Returning to the radio show interview.
Now, it may be this businessman on the radio show rightly judged after his radical conversion that he was unable to maintain his Christian integrity in the context of the morally compromised business practices he had established in the years prior to his conversion. That’s not my judgment to make. What I reacted so strongly against was the underlying message in the tone of the interviewer’s comments, that implied secular careers were less radical and constituted a form of “settling for less.” On the other hand, explicitly religious, ministerial or maybe even non-profit careers came out on top as a higher, purer and more-radical Christian way for lay men and women.
Over the last 25 years of working in the Church, I’ve witnessed this mindset alive and well, especially in conversations that invoke the word “vocation” or “calling.” I have found this view to be especially seductive among young people who have had life-altering conversion experiences. When they come to faith, they suddenly experience within themselves how much they have internalized modernity’s chasm between faith and life, God and the world, sacred and secular. They sense that Christ’s radical calling to follow Him into holiness requires them to abandon the world and choose a non-secular vocational path. There’s a gentleman I know who spoke to me once at great length about the Catholic college he sent his children to. He loved the college but had this to say about its effect on students:

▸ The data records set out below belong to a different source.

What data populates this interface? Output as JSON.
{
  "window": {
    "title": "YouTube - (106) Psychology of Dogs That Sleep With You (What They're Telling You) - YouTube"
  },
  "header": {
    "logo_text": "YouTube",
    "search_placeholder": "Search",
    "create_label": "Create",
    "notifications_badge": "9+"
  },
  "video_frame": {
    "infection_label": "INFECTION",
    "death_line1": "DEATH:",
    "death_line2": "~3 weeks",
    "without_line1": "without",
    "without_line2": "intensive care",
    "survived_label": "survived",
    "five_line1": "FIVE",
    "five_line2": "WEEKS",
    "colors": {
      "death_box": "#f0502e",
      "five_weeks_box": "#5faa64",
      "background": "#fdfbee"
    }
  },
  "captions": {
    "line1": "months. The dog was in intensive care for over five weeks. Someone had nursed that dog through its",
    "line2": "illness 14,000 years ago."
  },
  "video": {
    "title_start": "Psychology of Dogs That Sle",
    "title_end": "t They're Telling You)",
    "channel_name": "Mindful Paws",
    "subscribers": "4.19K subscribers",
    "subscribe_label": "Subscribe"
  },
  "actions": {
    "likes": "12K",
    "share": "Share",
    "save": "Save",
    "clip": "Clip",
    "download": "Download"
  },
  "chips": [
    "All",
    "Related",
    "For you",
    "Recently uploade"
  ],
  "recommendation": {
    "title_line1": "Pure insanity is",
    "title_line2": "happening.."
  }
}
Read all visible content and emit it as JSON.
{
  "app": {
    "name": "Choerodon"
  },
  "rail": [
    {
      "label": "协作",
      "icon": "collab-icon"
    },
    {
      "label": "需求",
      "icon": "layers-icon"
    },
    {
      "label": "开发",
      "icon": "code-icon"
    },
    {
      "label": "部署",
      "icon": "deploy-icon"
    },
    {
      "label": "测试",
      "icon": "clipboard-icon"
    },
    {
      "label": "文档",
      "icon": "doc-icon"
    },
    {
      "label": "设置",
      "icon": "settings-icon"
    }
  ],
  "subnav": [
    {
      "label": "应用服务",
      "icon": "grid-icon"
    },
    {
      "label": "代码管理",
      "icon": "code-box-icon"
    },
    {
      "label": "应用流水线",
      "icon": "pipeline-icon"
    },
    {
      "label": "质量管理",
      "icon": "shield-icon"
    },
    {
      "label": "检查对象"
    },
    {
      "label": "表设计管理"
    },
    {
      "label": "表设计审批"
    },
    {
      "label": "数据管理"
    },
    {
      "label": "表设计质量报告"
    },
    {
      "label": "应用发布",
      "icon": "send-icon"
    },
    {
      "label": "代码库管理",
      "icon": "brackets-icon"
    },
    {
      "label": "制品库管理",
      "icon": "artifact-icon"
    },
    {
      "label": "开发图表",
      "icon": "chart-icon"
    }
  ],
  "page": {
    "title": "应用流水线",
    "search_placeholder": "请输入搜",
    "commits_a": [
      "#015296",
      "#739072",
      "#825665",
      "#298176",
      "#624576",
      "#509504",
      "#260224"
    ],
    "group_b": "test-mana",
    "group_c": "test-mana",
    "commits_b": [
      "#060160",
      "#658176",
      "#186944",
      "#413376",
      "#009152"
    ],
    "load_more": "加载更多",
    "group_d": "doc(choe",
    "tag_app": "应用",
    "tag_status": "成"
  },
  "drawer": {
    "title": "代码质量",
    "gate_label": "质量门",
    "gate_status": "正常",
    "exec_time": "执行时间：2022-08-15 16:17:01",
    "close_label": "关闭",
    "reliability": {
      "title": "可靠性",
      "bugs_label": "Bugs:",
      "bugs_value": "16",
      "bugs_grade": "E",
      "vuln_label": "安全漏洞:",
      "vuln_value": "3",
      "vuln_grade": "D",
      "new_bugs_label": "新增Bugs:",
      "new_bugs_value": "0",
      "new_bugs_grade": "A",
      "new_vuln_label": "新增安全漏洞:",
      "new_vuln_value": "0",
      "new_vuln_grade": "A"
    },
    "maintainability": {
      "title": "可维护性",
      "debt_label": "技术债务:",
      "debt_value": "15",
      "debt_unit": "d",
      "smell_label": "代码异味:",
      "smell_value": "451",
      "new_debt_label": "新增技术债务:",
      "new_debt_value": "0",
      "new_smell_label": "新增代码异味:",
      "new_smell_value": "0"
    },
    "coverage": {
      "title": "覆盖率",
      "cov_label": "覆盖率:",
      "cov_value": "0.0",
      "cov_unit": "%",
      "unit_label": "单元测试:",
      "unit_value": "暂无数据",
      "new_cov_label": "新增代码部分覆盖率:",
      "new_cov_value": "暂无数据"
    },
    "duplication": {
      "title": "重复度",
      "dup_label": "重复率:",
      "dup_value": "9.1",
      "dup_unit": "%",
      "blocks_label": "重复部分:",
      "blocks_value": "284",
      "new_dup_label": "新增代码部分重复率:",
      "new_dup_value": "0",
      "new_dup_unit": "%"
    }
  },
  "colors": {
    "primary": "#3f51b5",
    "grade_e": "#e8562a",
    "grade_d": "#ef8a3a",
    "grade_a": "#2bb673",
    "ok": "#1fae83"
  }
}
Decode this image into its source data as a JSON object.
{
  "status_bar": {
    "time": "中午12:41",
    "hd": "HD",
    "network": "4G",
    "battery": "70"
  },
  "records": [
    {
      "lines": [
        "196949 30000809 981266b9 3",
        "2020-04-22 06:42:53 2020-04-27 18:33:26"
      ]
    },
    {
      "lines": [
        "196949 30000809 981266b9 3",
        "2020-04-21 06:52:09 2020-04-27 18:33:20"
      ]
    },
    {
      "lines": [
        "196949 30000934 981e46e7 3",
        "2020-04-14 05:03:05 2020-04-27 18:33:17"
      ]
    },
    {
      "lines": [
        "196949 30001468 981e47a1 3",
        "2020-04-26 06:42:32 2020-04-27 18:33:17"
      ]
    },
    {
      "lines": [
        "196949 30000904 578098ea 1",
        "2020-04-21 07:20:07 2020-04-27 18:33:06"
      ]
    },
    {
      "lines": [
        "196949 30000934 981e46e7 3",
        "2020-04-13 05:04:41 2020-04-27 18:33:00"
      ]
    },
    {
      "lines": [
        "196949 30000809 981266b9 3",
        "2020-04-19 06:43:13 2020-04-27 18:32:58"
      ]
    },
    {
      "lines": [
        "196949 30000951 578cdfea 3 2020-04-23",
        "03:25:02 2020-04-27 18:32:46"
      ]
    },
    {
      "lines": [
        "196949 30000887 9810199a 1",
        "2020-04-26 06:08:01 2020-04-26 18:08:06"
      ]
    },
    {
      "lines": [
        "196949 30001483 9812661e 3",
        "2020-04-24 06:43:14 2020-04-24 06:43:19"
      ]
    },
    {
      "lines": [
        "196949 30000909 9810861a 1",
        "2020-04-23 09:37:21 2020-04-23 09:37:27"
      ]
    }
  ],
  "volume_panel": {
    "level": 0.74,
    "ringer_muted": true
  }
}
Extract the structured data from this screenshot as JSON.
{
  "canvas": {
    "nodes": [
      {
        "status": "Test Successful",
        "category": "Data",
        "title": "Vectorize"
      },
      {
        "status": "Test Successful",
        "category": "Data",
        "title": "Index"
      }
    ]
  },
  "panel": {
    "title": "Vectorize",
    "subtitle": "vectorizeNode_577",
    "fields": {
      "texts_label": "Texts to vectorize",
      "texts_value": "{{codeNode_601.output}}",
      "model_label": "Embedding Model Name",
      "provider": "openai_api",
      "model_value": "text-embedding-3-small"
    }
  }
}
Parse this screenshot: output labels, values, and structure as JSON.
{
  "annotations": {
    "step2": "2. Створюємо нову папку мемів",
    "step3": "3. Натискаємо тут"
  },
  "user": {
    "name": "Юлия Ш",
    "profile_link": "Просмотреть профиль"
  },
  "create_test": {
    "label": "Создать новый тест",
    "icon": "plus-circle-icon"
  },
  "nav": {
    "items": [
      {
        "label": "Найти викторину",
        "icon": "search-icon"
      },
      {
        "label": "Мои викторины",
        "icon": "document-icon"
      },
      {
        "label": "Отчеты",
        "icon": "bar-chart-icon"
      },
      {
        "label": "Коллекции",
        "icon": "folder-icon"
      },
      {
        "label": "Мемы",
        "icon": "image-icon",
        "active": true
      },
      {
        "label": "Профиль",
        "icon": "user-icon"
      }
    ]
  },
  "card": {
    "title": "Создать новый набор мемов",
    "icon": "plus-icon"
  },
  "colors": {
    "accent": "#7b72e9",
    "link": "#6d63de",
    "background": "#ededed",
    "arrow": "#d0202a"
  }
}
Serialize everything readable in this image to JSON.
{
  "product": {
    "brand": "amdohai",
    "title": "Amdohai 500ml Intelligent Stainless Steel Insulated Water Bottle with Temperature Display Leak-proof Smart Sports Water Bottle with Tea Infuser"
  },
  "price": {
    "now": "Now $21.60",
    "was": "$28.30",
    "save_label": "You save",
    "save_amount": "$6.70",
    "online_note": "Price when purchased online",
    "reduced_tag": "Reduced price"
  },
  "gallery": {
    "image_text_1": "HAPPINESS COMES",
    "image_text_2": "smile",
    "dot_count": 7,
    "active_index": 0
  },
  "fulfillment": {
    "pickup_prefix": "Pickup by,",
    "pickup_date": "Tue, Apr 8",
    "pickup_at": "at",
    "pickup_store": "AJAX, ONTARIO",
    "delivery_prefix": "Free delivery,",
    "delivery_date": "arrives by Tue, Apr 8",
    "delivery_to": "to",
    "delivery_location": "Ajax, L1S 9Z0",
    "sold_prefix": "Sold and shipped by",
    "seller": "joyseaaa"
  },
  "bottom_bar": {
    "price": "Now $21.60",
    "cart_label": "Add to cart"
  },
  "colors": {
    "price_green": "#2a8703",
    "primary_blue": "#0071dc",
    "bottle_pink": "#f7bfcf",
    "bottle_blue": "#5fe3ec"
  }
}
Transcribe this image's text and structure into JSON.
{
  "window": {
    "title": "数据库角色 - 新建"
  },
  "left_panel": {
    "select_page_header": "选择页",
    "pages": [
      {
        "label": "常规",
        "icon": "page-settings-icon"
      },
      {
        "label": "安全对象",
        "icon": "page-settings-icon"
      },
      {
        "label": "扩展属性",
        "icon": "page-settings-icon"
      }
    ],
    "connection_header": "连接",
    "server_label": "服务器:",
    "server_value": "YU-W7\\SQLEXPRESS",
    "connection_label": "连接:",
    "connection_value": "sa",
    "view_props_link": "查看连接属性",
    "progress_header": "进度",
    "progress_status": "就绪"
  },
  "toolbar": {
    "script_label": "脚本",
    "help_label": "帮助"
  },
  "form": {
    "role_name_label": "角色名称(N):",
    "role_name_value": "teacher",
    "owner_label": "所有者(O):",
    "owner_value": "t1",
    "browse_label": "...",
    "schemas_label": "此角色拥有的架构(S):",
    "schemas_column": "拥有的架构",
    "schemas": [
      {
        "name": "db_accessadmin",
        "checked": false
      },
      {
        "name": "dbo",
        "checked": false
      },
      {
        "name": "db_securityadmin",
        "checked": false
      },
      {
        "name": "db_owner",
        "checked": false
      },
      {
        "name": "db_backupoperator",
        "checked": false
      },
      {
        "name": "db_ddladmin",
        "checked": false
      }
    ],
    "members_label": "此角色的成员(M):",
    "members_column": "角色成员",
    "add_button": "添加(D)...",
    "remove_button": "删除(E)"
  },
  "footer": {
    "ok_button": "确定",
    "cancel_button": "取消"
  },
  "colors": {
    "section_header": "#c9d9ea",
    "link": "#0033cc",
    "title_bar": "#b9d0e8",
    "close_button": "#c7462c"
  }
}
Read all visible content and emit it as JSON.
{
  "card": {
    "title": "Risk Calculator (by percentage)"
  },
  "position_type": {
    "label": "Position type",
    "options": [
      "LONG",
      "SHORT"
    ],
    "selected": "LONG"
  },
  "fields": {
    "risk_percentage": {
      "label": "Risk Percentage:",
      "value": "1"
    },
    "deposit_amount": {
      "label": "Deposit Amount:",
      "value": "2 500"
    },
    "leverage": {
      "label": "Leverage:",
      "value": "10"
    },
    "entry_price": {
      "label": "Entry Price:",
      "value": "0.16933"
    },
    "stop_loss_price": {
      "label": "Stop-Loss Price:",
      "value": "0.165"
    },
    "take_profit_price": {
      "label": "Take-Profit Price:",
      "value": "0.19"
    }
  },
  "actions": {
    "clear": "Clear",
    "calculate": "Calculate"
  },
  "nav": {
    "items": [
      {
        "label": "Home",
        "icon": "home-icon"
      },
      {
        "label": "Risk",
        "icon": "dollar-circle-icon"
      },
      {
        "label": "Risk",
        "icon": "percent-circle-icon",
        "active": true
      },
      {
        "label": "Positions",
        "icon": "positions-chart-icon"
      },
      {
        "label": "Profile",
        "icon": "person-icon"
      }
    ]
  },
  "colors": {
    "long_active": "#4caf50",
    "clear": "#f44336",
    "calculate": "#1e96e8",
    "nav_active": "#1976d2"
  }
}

My wife and I — and many other parents we know — sent our children to the [University of St. Fiction] hoping they would be formed into our nation’s future business leaders, politicians, economists, lawyers, doctors, architects. But they came out with theology degrees. Came out aimless, unsure of what to do with their lives. Something’s rotten in the state of Denmark.
Yes, it’s extremely important to affirm the passionate zeal informing young people’s willingness to dedicate their life primarily to the “goods of religion.” Indeed, for those called to priesthood, consecrated life or lay ecclesial ministry (like myself), that zeal represents an authentic dimension and sign of a religious-goods vocation. However, these are not the vocations of the vast majority of the lay faithful called to dedicate their personal vocations to the secular world. This point and distinction must be made eminently clear by Church’s leaders and teachers of the faith! The decision to dedicate one’s life to a secular career and to a life fully immersed in the world is an eminently noble path to the perfection of holiness that flows from the very Heart of God.
These false dichotomies — radical religious vs. settling secularists — imply that being a really spiritual person requires those laity called to live out their “secular genius” in the world to face an option crisis: God or the world? Such false dilemmas can serve to pressure those who desire holiness to seek escape from their secular careers, their involvement in public civic life or in secular culture in order to live in some sacristy, or engage in as many overtly religious activities as possible. In this way they minimize the contaminating character of secular interests. In such an otherworldly Catholic culture, church mice are seen as the real champions of Jesus, the truly radical witnesses of discipleship who live lives akin to clergy or monks. Thus seen, the “worldly” lay faithful who must drive the engines of a secular world look out on these world-fleeing spiritual elites and, with either a guilt-ridden longing or a cynical disdain, say: “If that’s what being holy means, I’m out.”